There is one steadfast Polaris, however—money. Trish is an indefatigable survivor who tries to escape the country through hoary stratagems: sex work, petty theft, selling out (the last to a magazine editor, played by a Zoomed-in John C. Reilly, who rebuffs both her touristy puff pieces and the banal catalogues of extrajudicial horrors he could catch more cheaply on CNN). Midway through, she solicits a document forger, well schooled in the finer points of the soi-disant “universal” tongue, who says, “‘Fuck’ is the property of the whole world!” He could be understood literally.

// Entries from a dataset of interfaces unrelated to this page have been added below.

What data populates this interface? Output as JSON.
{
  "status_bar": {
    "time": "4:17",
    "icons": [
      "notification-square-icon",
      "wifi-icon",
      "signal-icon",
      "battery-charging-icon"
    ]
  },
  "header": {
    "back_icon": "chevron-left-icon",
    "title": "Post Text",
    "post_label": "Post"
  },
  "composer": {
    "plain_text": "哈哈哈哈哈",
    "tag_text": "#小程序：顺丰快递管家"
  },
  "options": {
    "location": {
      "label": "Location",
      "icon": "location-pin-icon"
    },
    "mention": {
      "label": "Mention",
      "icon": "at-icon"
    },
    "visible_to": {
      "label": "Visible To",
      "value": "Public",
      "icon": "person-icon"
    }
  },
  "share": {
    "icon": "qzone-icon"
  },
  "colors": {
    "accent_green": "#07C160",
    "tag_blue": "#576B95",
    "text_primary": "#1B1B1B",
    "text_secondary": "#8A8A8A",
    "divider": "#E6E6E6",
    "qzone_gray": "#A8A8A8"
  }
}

Trish fucks a Nicaraguan subteniente for a press pass (or, rather, suffers him to fuck her) and, at the stygian Intercontinental Hotel, an Englishman drinking alone, incredibly called Daniel DeHaven (Joe Alywyn), for a nifty “50 US,” meaning, of course, dollars. “Haven” is what Trish wants from Daniel, and he looks the part: his white linen suit is the colonizer’s paragon, a starched envelope sheathing sums, motives, and a standard-issue pistol. Asked about his business, he replies variously but in the same way: oil, crops—in other words, land, the nation itself, swallowed whole.

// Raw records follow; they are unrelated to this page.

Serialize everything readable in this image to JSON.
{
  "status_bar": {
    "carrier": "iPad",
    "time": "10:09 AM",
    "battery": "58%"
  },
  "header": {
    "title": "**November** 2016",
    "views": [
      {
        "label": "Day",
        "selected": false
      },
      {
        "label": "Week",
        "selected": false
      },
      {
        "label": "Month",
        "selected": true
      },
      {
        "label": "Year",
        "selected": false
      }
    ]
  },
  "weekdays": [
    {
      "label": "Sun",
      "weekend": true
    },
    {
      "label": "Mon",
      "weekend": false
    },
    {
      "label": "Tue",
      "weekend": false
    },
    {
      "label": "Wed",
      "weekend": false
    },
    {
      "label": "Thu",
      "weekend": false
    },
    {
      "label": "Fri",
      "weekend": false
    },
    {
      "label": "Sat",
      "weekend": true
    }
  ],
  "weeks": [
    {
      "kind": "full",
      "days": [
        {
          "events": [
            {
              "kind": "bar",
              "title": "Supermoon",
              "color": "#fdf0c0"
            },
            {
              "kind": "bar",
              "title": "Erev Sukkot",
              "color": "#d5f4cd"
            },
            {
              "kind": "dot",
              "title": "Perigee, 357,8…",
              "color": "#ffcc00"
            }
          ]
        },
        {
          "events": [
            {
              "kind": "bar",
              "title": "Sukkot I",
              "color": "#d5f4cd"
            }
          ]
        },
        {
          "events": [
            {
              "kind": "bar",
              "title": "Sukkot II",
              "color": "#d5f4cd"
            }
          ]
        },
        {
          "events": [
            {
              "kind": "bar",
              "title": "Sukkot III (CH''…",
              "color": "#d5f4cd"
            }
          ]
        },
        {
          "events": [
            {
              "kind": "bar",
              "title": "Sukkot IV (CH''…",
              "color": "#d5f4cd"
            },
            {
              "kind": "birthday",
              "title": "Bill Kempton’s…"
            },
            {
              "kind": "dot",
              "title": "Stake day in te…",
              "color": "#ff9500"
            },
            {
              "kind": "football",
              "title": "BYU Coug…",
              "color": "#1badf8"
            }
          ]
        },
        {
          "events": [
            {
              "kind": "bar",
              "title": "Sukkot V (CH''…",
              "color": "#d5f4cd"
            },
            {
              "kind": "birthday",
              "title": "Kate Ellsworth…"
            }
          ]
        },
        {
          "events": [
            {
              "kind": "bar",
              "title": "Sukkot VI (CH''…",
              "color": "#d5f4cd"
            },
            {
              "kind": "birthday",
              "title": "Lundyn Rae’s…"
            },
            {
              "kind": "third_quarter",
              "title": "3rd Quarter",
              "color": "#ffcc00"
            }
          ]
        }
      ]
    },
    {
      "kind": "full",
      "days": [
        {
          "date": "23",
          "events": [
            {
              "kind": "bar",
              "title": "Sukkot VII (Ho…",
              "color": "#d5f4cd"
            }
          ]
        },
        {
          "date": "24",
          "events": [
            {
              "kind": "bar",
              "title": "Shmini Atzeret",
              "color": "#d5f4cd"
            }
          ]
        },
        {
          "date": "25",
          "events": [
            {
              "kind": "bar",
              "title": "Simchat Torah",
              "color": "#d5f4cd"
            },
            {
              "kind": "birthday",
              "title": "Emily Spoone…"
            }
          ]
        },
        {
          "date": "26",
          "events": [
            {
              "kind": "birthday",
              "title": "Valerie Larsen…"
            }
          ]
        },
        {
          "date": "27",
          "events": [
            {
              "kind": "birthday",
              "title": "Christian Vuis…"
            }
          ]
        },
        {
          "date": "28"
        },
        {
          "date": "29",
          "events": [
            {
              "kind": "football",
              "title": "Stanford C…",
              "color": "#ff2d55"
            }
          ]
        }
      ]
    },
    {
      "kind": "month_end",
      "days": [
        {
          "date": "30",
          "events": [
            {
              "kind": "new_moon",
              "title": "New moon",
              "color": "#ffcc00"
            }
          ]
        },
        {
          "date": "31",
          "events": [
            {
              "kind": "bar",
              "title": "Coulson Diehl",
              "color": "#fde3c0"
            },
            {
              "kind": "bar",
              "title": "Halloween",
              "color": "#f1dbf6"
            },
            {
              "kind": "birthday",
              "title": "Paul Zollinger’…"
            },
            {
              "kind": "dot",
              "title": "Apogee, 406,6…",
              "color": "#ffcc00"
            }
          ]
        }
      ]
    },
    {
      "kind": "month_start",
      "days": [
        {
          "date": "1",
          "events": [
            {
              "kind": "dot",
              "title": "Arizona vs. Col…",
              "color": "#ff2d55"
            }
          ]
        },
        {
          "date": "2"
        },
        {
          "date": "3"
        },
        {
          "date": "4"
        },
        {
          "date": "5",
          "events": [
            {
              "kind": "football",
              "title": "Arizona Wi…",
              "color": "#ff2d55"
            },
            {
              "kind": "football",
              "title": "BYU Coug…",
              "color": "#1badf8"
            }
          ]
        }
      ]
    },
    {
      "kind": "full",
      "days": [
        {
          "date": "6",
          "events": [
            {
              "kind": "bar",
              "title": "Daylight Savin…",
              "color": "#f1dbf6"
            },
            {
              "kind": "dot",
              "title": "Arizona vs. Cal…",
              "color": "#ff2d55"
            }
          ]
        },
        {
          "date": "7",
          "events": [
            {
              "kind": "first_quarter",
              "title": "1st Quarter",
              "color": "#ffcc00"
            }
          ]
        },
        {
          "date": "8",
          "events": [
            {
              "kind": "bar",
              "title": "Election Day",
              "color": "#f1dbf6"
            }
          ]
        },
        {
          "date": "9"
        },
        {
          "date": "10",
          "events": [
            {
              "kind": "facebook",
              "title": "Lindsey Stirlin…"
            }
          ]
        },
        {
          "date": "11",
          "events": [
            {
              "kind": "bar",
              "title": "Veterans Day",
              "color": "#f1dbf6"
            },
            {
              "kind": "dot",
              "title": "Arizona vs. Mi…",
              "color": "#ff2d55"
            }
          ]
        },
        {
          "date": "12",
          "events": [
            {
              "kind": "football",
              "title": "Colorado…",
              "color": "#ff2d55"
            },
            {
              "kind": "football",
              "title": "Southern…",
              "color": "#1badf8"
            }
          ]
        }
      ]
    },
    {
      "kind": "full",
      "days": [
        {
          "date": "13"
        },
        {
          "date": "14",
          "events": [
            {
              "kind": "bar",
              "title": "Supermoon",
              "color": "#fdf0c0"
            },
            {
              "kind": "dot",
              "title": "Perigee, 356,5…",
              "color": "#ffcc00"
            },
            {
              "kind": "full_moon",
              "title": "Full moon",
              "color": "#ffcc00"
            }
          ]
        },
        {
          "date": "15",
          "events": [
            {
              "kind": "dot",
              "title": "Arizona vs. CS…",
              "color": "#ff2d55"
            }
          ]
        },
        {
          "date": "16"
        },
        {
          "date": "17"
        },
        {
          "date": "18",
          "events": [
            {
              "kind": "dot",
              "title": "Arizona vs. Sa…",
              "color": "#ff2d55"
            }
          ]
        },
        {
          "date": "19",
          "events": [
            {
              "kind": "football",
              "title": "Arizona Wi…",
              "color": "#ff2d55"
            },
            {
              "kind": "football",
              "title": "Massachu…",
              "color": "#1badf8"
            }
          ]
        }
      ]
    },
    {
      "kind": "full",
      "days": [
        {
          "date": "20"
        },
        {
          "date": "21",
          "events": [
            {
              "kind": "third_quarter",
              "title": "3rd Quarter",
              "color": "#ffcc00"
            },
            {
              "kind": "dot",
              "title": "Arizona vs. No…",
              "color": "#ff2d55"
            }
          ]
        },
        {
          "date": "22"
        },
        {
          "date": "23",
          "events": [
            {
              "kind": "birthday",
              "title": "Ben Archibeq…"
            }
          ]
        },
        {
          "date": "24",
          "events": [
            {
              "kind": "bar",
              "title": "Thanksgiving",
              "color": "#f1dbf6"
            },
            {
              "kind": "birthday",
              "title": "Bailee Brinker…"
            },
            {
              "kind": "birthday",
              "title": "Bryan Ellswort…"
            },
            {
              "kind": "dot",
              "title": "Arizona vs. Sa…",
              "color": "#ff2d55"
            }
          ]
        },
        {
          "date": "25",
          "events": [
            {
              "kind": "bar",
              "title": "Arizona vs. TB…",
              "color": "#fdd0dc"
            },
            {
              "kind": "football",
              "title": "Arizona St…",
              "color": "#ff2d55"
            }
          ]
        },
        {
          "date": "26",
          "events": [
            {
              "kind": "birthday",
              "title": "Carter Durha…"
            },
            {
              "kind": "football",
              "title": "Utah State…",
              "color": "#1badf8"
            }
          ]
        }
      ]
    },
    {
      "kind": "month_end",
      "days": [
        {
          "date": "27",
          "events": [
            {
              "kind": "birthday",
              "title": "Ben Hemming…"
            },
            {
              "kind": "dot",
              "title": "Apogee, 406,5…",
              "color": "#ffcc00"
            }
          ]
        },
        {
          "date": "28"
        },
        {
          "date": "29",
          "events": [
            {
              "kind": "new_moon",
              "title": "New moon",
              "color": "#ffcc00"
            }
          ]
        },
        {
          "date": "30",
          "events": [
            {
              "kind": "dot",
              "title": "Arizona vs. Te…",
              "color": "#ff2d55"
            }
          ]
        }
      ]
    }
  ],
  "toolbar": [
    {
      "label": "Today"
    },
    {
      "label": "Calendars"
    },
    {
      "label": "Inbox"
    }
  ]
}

Soon they are attached by love and a sense of possibly imagined danger that follows them everywhere. The torpor of these vague threats lead to their slow degradation and codependence, revealing Daniel as similarly vulnerable. Trish fills the air with substanceless phrases; Daniel’s pointed silences seem filled with meanings that never materialize—both a kind of chaos: that of the crowd and of the void. Trish and Daniel slumber with limbs entangled and inscribe each other’s bodies (fingers slicked with menstrual blood; her florid clawmark on his “cloud”-white torso). Trish panics at an open door, reading in it his desertion, only to find Daniel casually occluded by her backyard’s protruding wall. When Daniel wakes alone, he buries his face ecstatically in her bucket bag, whether in worshipful dependence or a canny conviction that she would sooner abandon him than cash. Trish jokes that she came to Nicaragua to discover the “exact dimensions of hell,” but this atmosphere of unconsummated suspense is more like purgatory: on a lilac-lit dance floor, scored sensuously by the Tindersticks, a long shot reveals them to be the only patrons, a scene that cannot help but remind Denis devotees of actor Denis Lavant gyrating ecstatically in Beau Travail (1991), but here that maybe-afterlife is reserved for unwelcome strangers in lands strange only to themselves.

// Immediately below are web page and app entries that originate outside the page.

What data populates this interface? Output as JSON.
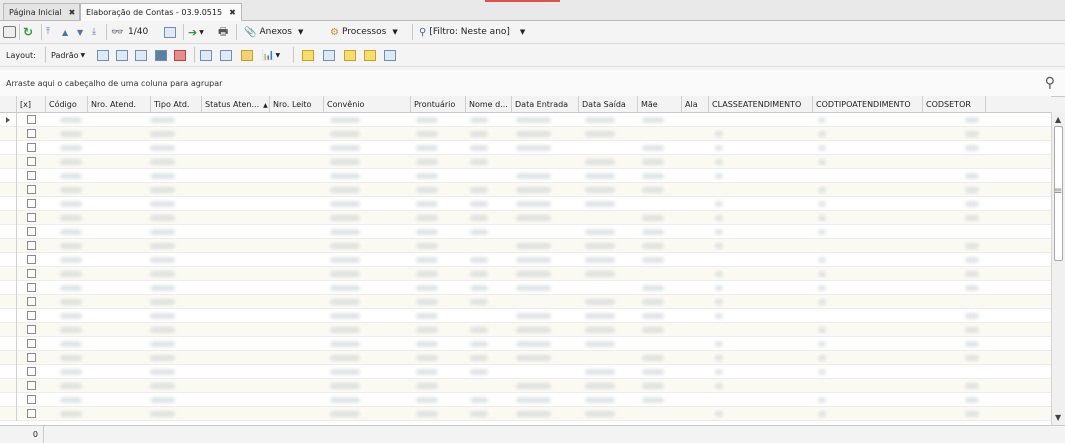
{
  "tabs": [
    {
      "label": "Página Inicial",
      "close": "✖"
    },
    {
      "label": "Elaboração de Contas - 03.9.0515",
      "close": "✖"
    }
  ],
  "toolbar1": {
    "page_indicator": "1/40",
    "anexos_label": "Anexos",
    "processos_label": "Processos",
    "filter_label": "[Filtro: Neste ano]"
  },
  "toolbar2": {
    "layout_label": "Layout:",
    "layout_value": "Padrão"
  },
  "grid": {
    "group_hint": "Arraste aqui o cabeçalho de uma coluna para agrupar",
    "columns": [
      "[x]",
      "Código",
      "Nro. Atend.",
      "Tipo Atd.",
      "Status Aten...",
      "Nro. Leito",
      "Convênio",
      "Prontuário",
      "Nome d...",
      "Data Entrada",
      "Data Saída",
      "Mãe",
      "Ala",
      "CLASSEATENDIMENTO",
      "CODTIPOATENDIMENTO",
      "CODSETOR"
    ],
    "row_count_label": "0"
  },
  "colors": {
    "accent": "#d9534f",
    "highlight": "#f5de6c"
  }
}
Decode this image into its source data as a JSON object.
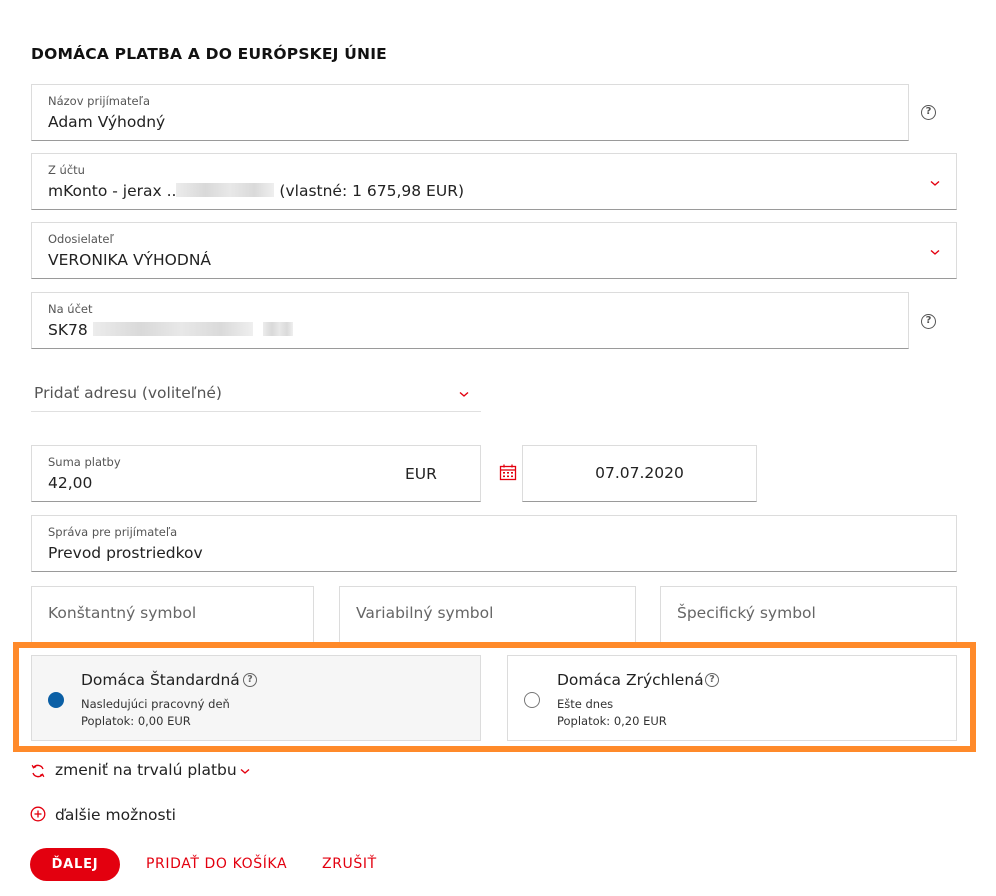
{
  "title": "DOMÁCA PLATBA A DO EURÓPSKEJ ÚNIE",
  "recipient": {
    "label": "Názov prijímateľa",
    "value": "Adam Výhodný"
  },
  "from_account": {
    "label": "Z účtu",
    "value_prefix": "mKonto - jerax ..",
    "value_suffix": "(vlastné: 1 675,98 EUR)"
  },
  "sender": {
    "label": "Odosielateľ",
    "value": "VERONIKA VÝHODNÁ"
  },
  "to_account": {
    "label": "Na účet",
    "value_prefix": "SK78"
  },
  "address": {
    "placeholder": "Pridať adresu (voliteľné)"
  },
  "amount": {
    "label": "Suma platby",
    "value": "42,00",
    "currency": "EUR"
  },
  "date": {
    "value": "07.07.2020"
  },
  "message": {
    "label": "Správa pre prijímateľa",
    "value": "Prevod prostriedkov"
  },
  "symbols": {
    "constant": "Konštantný symbol",
    "variable": "Variabilný symbol",
    "specific": "Špecifický symbol"
  },
  "payment_options": [
    {
      "name": "Domáca Štandardná",
      "desc": "Nasledujúci pracovný deň",
      "fee": "Poplatok: 0,00 EUR",
      "selected": true
    },
    {
      "name": "Domáca Zrýchlená",
      "desc": "Ešte dnes",
      "fee": "Poplatok: 0,20 EUR",
      "selected": false
    }
  ],
  "links": {
    "recurring": "zmeniť na trvalú platbu",
    "more": "ďalšie možnosti"
  },
  "buttons": {
    "next": "ĎALEJ",
    "add_to_cart": "PRIDAŤ DO KOŠÍKA",
    "cancel": "ZRUŠIŤ"
  },
  "colors": {
    "accent": "#e3000f",
    "radio_selected": "#0b5fa5",
    "highlight": "#ff8a2a"
  },
  "icons": {
    "help": "help-icon",
    "chevron": "chevron-down-icon",
    "calendar": "calendar-icon",
    "recurring": "refresh-icon",
    "more": "plus-circle-icon"
  }
}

For the first time while watching a Claire Denis film, I wondered if ambivalence sufficed, if it was enough to show white characters running before a Global South reduced to a rear-projection screen. Perhaps this is how we live within history’s flow, to its participants less pellucid river than muck. In Denis’s oeuvre, Stars at Noon hews closest to White Material (2009), but its lineage stretches further back: in film, at least to Powell and Pressburger’s Black Narcissus (1947); in literature, to Joseph Conrad’s Heart of Darkness—both about colonialism’s capacity to corrupt its own agents. In Stars at Noon, Daniel discards his tracked cell phone to a chatty cabbie, to flip on the booming black market—an appropriation that proves fatal. Here there is no sly inversion of rule or property, only offhand harms in the wake of Trish and Daniel’s passage. The violence is so determinedly oblique, in fact, it implies whiteness can be beleaguered, imperiled, imprisoned, but not touched. But in White Material, a Black African girl pilfers a chain necklace from the white plantation owner and later levels a gun at her without fear or shame, reappropriating this token of the wealth extracted from her unnamed territory. By looking into the camera, the girl extracts herself from the background and forces our recognition. She knows the stakes. Hemispheres and seasons may shift the position of the stars for the uninitiated, but to her their strewment is as recognizable as home.

Stars at Noon screens October 1–3 at the New York Film Festival, the film’s North American premiere. This evening and tomorrow, director Claire Denis and stars Joe Alwyn and Benny Safdie will be in attendance for Q&As. On October 3, Denis will introduce the film.